Who… gets my shoutout of the race?
Most readers know I never give this one to the race winner, because he gets enough shoutouts, but this week I’m going to make an exception. To win a race as a rookie is tough enough, but Brad Keselowski won’t even be a full-time rookie until next year at the earliest. Yet he raced Carl Edwards like a veteran, and had the presence of mind to hold his line when he got it. Edwards made one small mistake, trying to block twice when he only had time and room for once, and Keselowski, in just his fifth Sprint Cup race, remembered the lesson that Regan Smith taught the field last fall, holding his line until Edwards wrecked himself. Joey Logano may be sliced bread; Keselowski proved he’s the whole loaf.
What… was that?
You have to expect the Big One at Talladega, because under the current rules package, there is no throttle response and nowhere to go on the racetrack. But you don’t usually expect one on lap 7. But you got one when Matt Kenseth tried to go low, realized there was no room, and cut back up the track smack into the side of Jeff Gordon, who lost the points lead as a result. Plate racing at its finest.
Where… did the polesitter wind up?
Shoved by Denny Hamlin into the field, starting the second Big One of the day.

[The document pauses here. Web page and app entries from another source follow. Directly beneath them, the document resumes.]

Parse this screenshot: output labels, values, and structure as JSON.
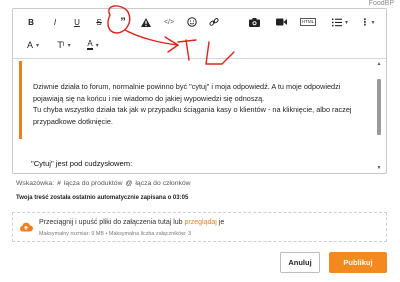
{
  "header": {
    "corner_text": "FoodBP"
  },
  "toolbar": {
    "row1": [
      "bold-icon",
      "italic-icon",
      "underline-icon",
      "strikethrough-icon",
      "quote-icon",
      "warning-icon",
      "code-icon",
      "emoji-icon",
      "link-icon",
      "image-icon",
      "video-icon",
      "html-icon",
      "list-icon",
      "more-icon"
    ],
    "html_label": "HTML",
    "font_size_label": "A",
    "text_style_label": "T",
    "text_color_label": "A"
  },
  "editor": {
    "quote_paragraphs": [
      "Dziwnie działa to forum, normalnie powinno być \"cytuj\" i moja odpowiedź. A tu moje odpowiedzi pojawiają się na końcu i nie wiadomo do jakiej wypowiedzi się odnoszą.",
      "Tu chyba wszystko działa tak jak w przypadku ściągania kasy o klientów - na kliknięcie, albo raczej przypadkowe dotknięcie."
    ],
    "after_quote_text": "\"Cytuj\" jest pod cudzysłowem:"
  },
  "hints": {
    "prefix": "Wskazówka:",
    "hash_link": "łącza do produktów",
    "mention_link": "łącza do członków"
  },
  "autosave": "Twoja treść została ostatnio automatycznie zapisana o 03:05",
  "upload": {
    "main_text": "Przeciągnij i upuść pliki do załączenia tutaj lub",
    "link_text": "przeglądaj",
    "suffix": "je",
    "sub_text": "Maksymalny rozmiar: 9 MB • Maksymalna liczba załączników: 3"
  },
  "buttons": {
    "cancel": "Anuluj",
    "publish": "Publikuj"
  },
  "colors": {
    "accent": "#f07d20",
    "publish_bg": "#f28a1f",
    "annotation": "#e2231a"
  }
}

Juan Pablo Montoya, a surprisingly good driver at Talladega, saw his luck run out after his pole-winning qualifying run, finishing on the lead lap, but in 20th place.
When… will I be loved?
It could have been either Kenseth or Hamlin singing this tune after causing a Big One apiece, but it is NASCAR who really ought to be ashamed after the last-lap fiasco that ended with eight fans being injured. Had the yellow-line rule been suspended from turn 4 to the checkers, Keselowski and Edwards might have raced safely to the finish. But because the drivers had learned their lesson last fall, Keselowski held his line, painted into a box by a rule that NASCAR has not once enforced correctly. It could have ended worse; a fan or Edwards could have been killed. Is that what it’s going to take for NASCAR to realize the rule is not a good one, at least not from turn 4 to the finish line on the final lap?
Why… did the trucks have to wait until Monday to finish their rained-out race at Kansas?
This week, it was because of the IRL morning practice, but in general, there is really no good reason that a Truck or Nationwide race on a standalone weekend could not be completed early on Sunday morning. A 10 a.m. restart would have seen the race end long before the Sprint Cup race began and not forced on teams the extra expense of staying an extra night as well as lost time in the shop preparing for the next race. Not to mention the fact that fans of that series have to work on Monday, and many will not see it.
How… did NASCAR think making the next race at Talladega later in the Chase was a GOOD idea?
The points leader got wrecked in a mess not of his own doing. The three-time defending champion got wrecked in a mess not of his own doing. So did last week’s race winner. Ditto the 2000 champion, three drivers fighting for their teams’ survival and one of the favorites for this year’s title. Another title contender got wrecked in a mess of his own doing, but still a nasty, scary crash in which fans were also injured. And NASCAR moved this track to just the fourth race from the end of the Chase. The champion should win or lose the title on his own merits, not because some yahoo not even in contention couldn’t hold his line at Talladega and he got caught up in it. But I would bet that at least one contender will have exactly that happen this year. What a shame that would be.